◆ WORK ITEM: Check each line of the listing, and copy it if it contains the word "title".
Content starts
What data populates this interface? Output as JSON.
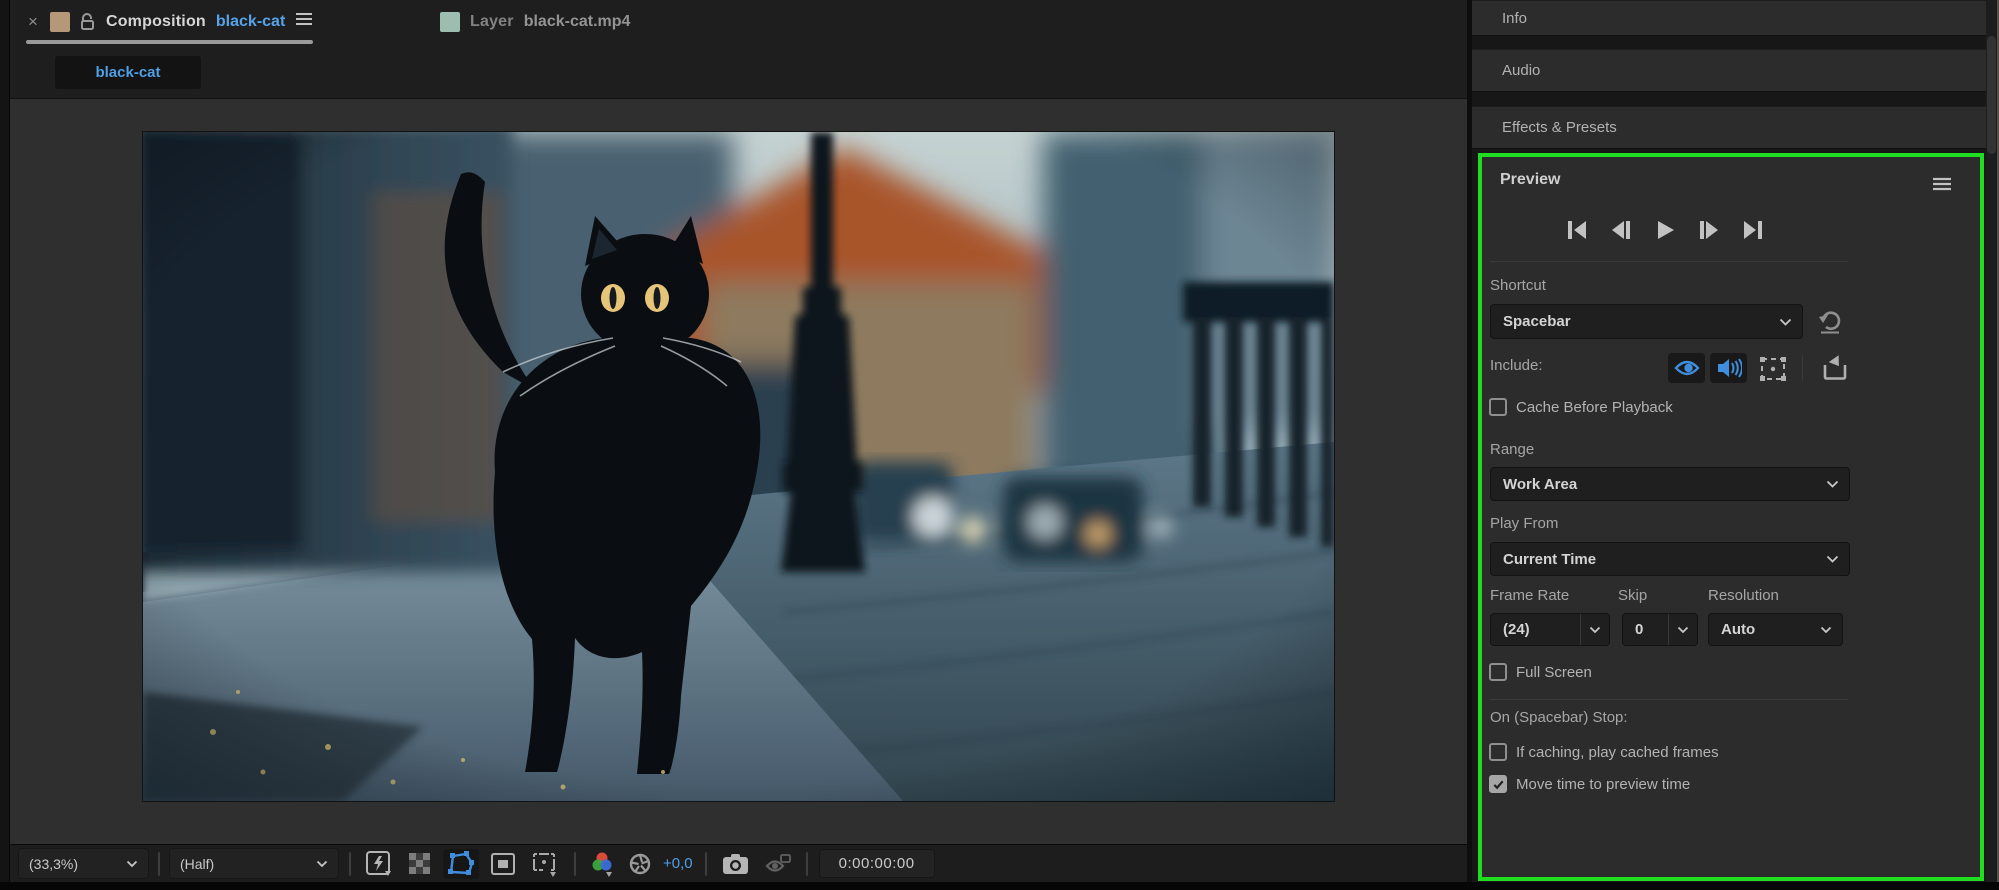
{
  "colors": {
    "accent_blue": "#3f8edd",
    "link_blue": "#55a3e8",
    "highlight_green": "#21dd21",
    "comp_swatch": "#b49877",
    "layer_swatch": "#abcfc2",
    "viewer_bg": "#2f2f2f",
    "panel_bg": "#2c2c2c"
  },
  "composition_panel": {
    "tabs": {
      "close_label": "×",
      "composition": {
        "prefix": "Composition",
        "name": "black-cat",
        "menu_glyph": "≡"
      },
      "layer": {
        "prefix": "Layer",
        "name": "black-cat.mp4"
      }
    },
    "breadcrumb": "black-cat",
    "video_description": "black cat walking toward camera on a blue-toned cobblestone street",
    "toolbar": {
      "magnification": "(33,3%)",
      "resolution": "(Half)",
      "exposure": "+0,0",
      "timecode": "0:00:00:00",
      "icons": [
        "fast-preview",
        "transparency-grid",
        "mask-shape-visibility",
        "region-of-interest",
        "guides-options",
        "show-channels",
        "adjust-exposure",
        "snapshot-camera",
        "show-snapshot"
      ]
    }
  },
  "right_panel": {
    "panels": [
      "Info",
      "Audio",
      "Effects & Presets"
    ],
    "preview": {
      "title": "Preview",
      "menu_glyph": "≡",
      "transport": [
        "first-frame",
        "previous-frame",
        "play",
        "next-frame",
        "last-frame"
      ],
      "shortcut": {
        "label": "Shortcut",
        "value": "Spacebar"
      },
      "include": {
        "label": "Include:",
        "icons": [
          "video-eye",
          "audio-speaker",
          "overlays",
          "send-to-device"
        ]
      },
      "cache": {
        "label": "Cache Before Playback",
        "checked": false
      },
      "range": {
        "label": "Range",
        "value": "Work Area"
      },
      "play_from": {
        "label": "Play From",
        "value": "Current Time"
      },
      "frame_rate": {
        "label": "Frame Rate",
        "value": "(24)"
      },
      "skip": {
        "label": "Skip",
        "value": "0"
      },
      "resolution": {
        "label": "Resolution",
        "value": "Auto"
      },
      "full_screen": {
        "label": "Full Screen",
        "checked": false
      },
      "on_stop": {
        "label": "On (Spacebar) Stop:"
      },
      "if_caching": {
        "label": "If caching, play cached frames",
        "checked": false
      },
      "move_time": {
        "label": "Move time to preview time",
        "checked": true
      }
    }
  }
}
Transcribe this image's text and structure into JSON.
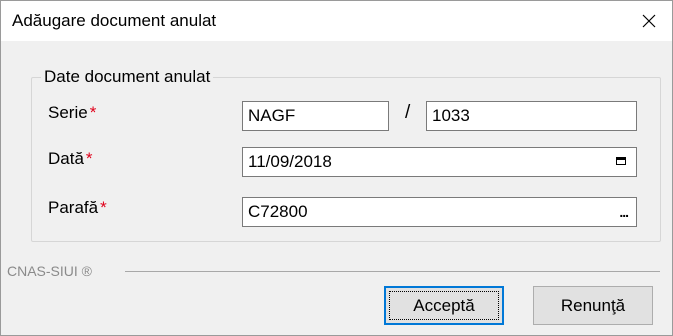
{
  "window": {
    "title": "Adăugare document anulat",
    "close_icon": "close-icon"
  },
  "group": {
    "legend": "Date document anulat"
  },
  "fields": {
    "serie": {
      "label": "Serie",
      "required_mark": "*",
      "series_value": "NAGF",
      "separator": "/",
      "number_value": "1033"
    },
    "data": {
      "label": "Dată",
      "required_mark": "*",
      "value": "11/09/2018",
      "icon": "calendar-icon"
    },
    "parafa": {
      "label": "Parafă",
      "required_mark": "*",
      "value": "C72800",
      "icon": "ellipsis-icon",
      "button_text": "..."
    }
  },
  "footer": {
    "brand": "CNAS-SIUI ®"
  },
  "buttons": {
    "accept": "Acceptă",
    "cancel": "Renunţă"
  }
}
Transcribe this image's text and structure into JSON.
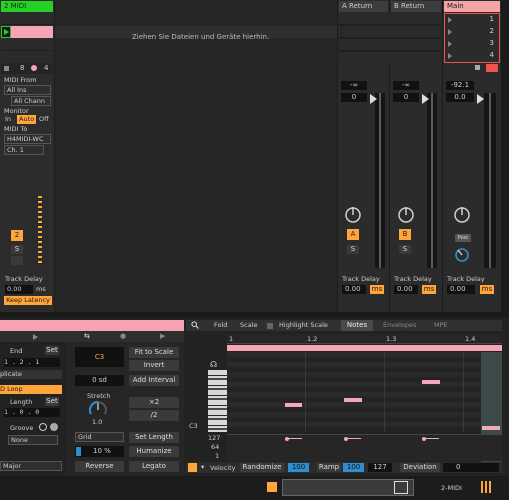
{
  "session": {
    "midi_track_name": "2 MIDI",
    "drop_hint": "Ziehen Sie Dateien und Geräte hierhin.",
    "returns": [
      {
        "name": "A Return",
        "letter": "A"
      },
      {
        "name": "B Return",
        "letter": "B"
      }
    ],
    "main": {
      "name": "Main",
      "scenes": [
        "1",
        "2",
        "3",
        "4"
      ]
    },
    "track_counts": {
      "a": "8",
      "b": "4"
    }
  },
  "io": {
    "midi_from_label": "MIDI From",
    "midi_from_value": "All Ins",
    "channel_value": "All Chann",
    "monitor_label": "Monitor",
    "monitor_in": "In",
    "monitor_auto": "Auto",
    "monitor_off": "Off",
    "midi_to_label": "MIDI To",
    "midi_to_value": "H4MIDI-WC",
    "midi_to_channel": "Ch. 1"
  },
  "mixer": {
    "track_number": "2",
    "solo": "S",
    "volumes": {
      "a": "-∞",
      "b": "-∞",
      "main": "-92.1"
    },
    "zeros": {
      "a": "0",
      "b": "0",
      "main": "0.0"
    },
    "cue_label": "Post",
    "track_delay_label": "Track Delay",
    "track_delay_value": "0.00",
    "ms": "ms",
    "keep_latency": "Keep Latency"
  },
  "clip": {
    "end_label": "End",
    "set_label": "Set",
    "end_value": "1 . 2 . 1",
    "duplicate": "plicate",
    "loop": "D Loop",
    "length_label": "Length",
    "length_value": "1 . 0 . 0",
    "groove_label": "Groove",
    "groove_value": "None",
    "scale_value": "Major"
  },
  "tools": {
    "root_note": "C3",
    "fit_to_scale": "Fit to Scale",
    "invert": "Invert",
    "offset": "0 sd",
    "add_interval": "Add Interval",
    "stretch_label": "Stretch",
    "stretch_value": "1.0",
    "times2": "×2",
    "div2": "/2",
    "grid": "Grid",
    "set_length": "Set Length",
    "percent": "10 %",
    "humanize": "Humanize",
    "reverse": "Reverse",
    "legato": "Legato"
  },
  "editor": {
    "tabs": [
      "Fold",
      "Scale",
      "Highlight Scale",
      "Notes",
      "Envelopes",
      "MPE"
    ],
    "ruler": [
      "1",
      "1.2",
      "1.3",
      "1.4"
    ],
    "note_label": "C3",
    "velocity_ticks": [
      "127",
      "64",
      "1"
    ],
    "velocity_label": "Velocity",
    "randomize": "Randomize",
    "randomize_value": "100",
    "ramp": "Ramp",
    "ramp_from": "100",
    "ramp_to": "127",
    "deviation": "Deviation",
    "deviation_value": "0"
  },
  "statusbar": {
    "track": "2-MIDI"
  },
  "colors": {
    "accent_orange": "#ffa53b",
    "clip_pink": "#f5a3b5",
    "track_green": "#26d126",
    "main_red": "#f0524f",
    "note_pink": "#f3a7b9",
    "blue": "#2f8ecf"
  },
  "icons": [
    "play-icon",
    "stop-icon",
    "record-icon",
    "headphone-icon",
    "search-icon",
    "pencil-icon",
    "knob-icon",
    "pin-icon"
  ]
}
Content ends
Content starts
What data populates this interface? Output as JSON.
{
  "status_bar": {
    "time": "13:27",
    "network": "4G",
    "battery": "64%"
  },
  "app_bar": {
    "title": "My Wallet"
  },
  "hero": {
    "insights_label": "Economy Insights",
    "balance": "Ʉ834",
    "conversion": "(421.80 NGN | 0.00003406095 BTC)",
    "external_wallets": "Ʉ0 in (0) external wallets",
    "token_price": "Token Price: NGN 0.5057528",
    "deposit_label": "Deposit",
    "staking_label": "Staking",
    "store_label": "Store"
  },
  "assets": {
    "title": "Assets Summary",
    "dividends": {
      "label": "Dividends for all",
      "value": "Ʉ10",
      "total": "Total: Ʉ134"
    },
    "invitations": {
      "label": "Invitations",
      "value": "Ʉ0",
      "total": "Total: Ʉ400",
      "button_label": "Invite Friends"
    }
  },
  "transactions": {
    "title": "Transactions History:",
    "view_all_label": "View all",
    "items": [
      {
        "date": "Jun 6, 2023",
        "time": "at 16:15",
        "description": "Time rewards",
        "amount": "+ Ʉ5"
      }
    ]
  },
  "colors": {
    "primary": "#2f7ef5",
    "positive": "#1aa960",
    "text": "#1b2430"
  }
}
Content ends
◆ THE ANSWER:
      "title": "Preview",
    "title": "Adăugare document anulat",
    "title": "My Wallet"
    "title": "Assets Summary",
    "title": "Transactions History:",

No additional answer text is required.